Do not gleam in my mixed race heritage any support of Kyrie Irving and Donald Glover’s dismissal of black women, or any support for Kanye West’s obsession with Taylor Swift.
My mother insisted that I respected the black women in my life and the black women around me. She read to me/had me read black women at an early age, wanted me to understand the full range of oppression in regards to my history, and made sure I was around my grandmother and aunts as much as possible. My mother was also an African American lit major (UW, 1973) at a time when color struck black men( Baraka, Bullins, Walcott, Cleaver, Ture) were coming for her neck. She had me around black women not just because she wanted me to respect them, but also because she wanted me to respect HER as well. She wanted me to love a woman for her qualities, not because their color made them a cultural toy; for when one see someone as a toy they don’t see them as a human.
It must be said that a lot of the people finally done with Kanye obsessing over Taylor Swift were mum when he was obsessing and threatening violence over his black ex fiance( Black men abusing black women is more profitable and popular a product than Coca Cola). It also must be said that, as a human being, Swift has the right to the tree of life, no matter how twee and boring her records are. A lot of people are scared to call Kanye on his shit( the temper tantrum at award shows, the video where he had a cut off picture of her head, the incessant mentions of her in interviews) because of “privilege” and an oppression olympic argument. Yes, people should understand their privilege in particular situations, but there comes a point where you lose sight of an individual’s humanity.

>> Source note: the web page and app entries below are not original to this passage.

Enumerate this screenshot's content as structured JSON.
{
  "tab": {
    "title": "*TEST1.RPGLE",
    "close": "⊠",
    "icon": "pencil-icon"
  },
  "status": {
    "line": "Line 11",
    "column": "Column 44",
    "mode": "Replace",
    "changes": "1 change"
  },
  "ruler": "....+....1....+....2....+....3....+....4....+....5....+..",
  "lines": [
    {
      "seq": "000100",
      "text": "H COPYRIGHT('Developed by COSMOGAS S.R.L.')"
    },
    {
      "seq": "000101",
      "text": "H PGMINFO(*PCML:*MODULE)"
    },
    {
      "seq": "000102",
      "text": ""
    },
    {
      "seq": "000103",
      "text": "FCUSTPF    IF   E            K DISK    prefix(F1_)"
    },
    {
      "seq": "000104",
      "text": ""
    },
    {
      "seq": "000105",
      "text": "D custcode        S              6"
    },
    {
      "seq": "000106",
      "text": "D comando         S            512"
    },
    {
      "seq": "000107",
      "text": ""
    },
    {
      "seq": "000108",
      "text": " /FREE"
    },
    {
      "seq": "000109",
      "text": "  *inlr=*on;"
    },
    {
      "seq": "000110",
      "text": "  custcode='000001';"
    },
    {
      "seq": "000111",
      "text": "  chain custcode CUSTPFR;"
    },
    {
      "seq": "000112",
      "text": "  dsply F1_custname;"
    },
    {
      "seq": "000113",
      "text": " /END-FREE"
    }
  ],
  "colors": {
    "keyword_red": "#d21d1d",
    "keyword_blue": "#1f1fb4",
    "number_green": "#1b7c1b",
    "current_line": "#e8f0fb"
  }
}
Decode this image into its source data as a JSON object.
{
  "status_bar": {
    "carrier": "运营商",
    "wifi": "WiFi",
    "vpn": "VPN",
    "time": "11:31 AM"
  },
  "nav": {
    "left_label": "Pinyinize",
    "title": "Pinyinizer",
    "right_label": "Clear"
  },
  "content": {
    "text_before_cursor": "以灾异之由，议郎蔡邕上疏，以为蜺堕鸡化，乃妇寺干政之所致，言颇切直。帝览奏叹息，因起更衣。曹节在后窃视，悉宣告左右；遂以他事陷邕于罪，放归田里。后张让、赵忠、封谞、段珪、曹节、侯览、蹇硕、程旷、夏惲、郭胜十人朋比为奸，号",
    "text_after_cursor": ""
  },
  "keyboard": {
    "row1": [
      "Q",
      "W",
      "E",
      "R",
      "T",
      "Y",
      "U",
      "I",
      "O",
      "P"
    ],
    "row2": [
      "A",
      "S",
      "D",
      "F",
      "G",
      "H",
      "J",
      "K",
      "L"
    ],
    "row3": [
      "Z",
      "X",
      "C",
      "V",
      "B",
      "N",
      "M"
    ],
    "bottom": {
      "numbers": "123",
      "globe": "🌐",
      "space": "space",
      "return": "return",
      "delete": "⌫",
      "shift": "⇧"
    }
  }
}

Kanye as an artist? Rhymefest’s ghostwriting pen is long gone, and it’s impossible not to notice his absence. It’s impossible not to notice that-when fest had more an imprint-Kanye’s records were tight, impeccably crafted, and filled with a grounded street corner sensibility that made them very listenable. It is also impossible not to notice that- now,when fest is completely gone-Kanye sounds like noting but a disturbed art school jerkoff. Ye has always had a disturbing Doestoevskian identification binary (” to the hustlers’ killers, murders and drug dealers, EVEN the strippers, Jesus Walks with them”,) and-as megan seling noticed-the core of “famous” is that powerful women are in bed and equated with men-bill cosby, chris brown, Donald trump, George W bush-who are abusive monsters.
If I were alive on July 1, 1951, and I wrote about

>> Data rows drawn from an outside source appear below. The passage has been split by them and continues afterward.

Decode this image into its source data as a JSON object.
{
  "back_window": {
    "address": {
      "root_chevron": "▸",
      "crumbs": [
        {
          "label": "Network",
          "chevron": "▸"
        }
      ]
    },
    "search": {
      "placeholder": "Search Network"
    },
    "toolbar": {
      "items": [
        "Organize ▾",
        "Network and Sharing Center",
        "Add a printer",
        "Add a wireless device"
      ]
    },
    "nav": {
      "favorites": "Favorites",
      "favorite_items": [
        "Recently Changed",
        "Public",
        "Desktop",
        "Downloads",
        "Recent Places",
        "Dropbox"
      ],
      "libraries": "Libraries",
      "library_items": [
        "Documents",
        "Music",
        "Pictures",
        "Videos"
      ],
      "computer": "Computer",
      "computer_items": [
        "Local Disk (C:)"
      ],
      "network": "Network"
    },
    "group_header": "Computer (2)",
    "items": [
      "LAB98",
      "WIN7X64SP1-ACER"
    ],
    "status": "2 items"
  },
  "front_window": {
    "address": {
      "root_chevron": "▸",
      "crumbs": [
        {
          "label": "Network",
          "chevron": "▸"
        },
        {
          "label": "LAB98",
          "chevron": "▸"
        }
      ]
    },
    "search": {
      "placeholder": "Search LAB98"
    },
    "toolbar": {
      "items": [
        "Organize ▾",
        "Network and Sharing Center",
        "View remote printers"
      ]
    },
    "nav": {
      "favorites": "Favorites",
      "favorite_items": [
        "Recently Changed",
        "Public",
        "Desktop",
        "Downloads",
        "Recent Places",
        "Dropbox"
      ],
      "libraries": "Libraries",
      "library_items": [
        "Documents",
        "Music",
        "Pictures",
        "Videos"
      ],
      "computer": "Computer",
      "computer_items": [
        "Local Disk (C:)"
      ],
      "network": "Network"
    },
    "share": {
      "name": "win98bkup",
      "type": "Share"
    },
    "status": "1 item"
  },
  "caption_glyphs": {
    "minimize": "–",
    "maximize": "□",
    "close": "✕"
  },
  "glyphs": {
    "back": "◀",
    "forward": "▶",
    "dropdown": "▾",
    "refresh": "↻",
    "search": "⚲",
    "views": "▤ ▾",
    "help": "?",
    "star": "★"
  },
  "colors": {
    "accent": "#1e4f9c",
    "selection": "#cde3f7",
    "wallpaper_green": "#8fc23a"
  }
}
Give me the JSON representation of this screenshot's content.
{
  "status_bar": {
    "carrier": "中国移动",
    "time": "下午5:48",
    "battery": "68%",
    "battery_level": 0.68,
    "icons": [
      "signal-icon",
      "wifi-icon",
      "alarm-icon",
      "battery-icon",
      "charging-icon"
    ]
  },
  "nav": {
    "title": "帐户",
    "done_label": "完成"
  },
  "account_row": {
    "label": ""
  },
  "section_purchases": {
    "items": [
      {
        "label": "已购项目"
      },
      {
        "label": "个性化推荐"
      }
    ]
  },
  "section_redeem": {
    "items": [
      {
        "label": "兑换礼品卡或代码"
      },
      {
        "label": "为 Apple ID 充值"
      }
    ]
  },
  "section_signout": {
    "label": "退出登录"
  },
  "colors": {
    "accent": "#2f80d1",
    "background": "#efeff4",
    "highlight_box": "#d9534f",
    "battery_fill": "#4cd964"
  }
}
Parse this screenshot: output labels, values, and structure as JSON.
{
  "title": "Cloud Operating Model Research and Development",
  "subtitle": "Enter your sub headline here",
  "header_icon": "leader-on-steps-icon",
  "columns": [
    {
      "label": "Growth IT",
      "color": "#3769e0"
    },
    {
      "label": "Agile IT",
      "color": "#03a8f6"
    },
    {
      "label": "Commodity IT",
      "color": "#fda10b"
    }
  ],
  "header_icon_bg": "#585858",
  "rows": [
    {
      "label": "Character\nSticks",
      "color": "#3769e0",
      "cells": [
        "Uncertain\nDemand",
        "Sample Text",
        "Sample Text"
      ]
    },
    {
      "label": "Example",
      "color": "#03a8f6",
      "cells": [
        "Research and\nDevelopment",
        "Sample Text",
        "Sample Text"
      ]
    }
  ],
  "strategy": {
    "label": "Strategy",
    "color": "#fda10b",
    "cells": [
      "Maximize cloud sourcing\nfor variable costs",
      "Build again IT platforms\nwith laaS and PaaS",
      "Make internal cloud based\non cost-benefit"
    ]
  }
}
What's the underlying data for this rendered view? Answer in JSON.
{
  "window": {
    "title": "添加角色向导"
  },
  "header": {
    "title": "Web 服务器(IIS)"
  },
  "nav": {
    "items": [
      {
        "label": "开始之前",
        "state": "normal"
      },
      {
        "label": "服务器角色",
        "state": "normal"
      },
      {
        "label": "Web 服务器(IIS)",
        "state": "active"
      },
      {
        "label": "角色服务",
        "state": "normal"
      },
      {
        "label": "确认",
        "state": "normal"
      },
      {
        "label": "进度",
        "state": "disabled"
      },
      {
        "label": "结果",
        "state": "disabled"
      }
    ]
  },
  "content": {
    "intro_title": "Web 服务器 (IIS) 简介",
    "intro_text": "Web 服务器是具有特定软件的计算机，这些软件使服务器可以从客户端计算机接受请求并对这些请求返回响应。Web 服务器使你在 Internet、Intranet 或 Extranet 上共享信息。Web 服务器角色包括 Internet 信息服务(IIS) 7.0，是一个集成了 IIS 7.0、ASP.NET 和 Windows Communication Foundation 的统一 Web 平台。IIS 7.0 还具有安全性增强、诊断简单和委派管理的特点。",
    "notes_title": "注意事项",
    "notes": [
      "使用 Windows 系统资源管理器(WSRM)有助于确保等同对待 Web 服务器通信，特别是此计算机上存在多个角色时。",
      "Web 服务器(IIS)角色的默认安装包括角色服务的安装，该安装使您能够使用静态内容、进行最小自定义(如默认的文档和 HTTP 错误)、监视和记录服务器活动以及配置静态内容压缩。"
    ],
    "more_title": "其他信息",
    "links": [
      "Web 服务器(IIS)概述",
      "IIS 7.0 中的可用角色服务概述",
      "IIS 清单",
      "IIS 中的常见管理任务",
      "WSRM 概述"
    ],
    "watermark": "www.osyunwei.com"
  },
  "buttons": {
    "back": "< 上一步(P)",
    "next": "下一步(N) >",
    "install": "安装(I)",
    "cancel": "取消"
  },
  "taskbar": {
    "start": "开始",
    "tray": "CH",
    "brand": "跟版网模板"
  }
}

A: a moderate talent hampered by his sociopathic obsession with white women and who consciously crafted his work free from any cultural signifers to black people, and
B: a middle class kid with a skeevy interest in sex, who is so obsessed with black people not understanding his story that he often forgets to develop his own one.
You could easily assume I would be writing about Richard Wright, Chester Himes and Frank Yerby, the hipster culture heroes before the civil rights movement. So why-when on July 1, 2016, they describe West, Glover, and Irving-do I have to pretend that the cultural discussions we are having about them them are new? In these agonizing, retrograde, backlash fueled discussions about the oppressive structures girding black male privilege, why are we pretending that any of it is “futuristic”; that a new generation is “telling their story”, that we are doing anything except what we are actually doing, which is ignore 65 years of intellectual struggles that actually happened?
My mother-Glennis Lashley-yearned to tell new stories, and yearned to be a part of a cultural mosaic that was better than what she knew. It is sickening that-in the cultural discussions we are having about Kanye West-she-along with the black women in my life and a whole bunch of people- is being erased from history.